Richard Cooper, Mrs. Harlowe as Beatrice, from The Anatomist, or The Sham Doctor, engraving, originally published by John Cawthorne, 1807

          The popular theme of the quack physician became a staple for playwrights such the English playwright Edward Ravenscroft (ca. 1654-1707). Today this author of the Restoration period (1660-1710) is relatively unknown, but his farce The Anatomist or The Sham Doctor, once enjoyed great success both on stage and in multiple editions in print. From the first production in 1696 it was performed regularly at Drury Lane and Lincoln’s Inn Fields until well into the nineteenth century. Its longevity relied on stereotypes developed by Molière, such as the wise and sensible maid-servant Beatrice, portrayed in Rowlandson’s time by Sarah Harlowe (1765-1852), famous for her comedic roles.

Doctor Drainbarrel

Thomas Rowlandson, Doctor Drainbarrel, hand-colored etching, originally published by Thomas Tegg, 1810

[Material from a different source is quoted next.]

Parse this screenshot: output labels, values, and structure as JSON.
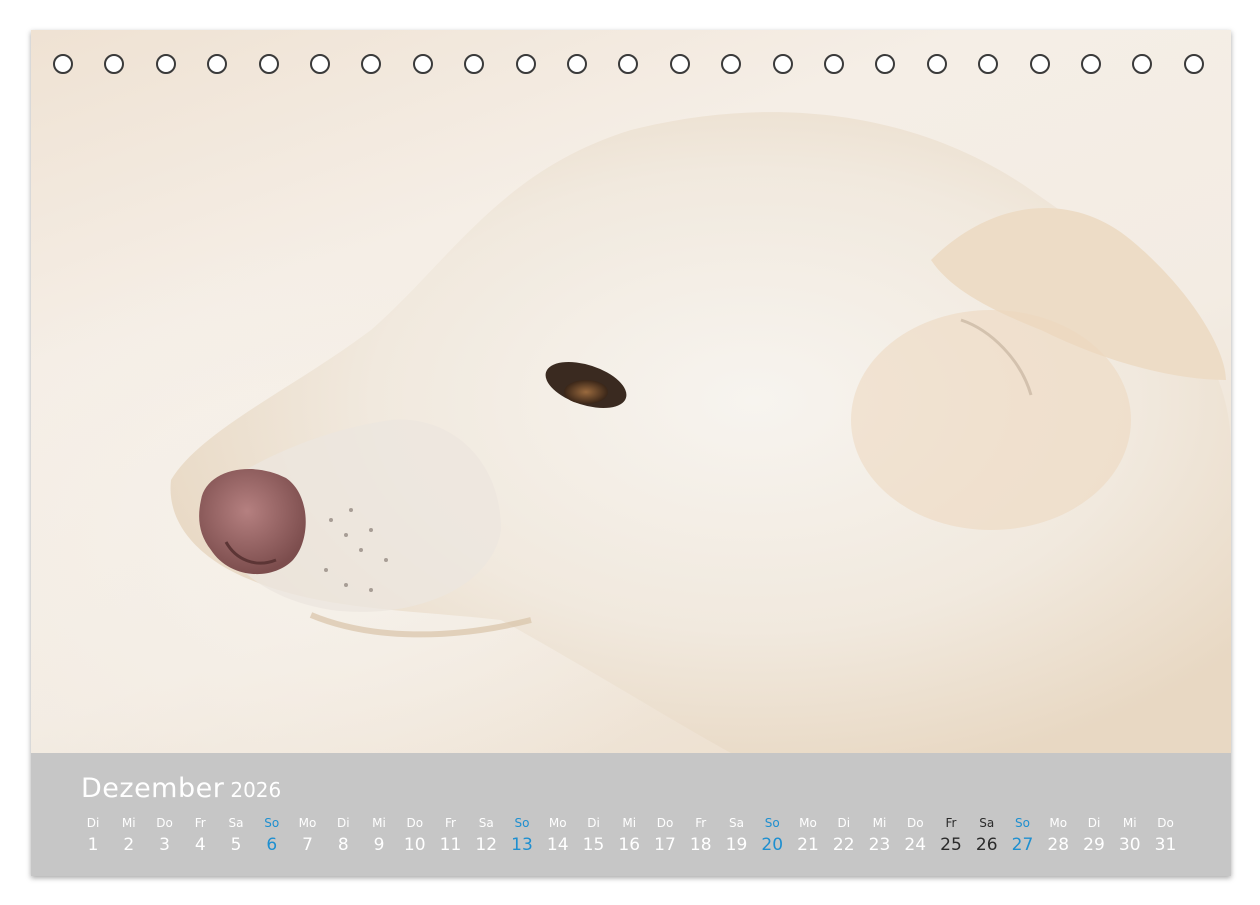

          Doctor Drainbarrel, “conveyed home in order to take his trial for neglect of family duty,” depicts an inebriated doctor unwillfully collected from a country ale house.  Pushed in a wheel barrel by a servant with a roving eye, he is followed by his angry wife who doesn’t know her dress has revealed her attributes. The situation forewarns that she has other opportunities if her husband neglects her. A rooster with a flock of chickens imitates the wife’s gesture, as if to say that he knows how to be a better husband than the doctor does. A church included in the background landscape suggests that the doctor should be attending church instead of idling away his time at the pub.

Hippocratic Hypocrites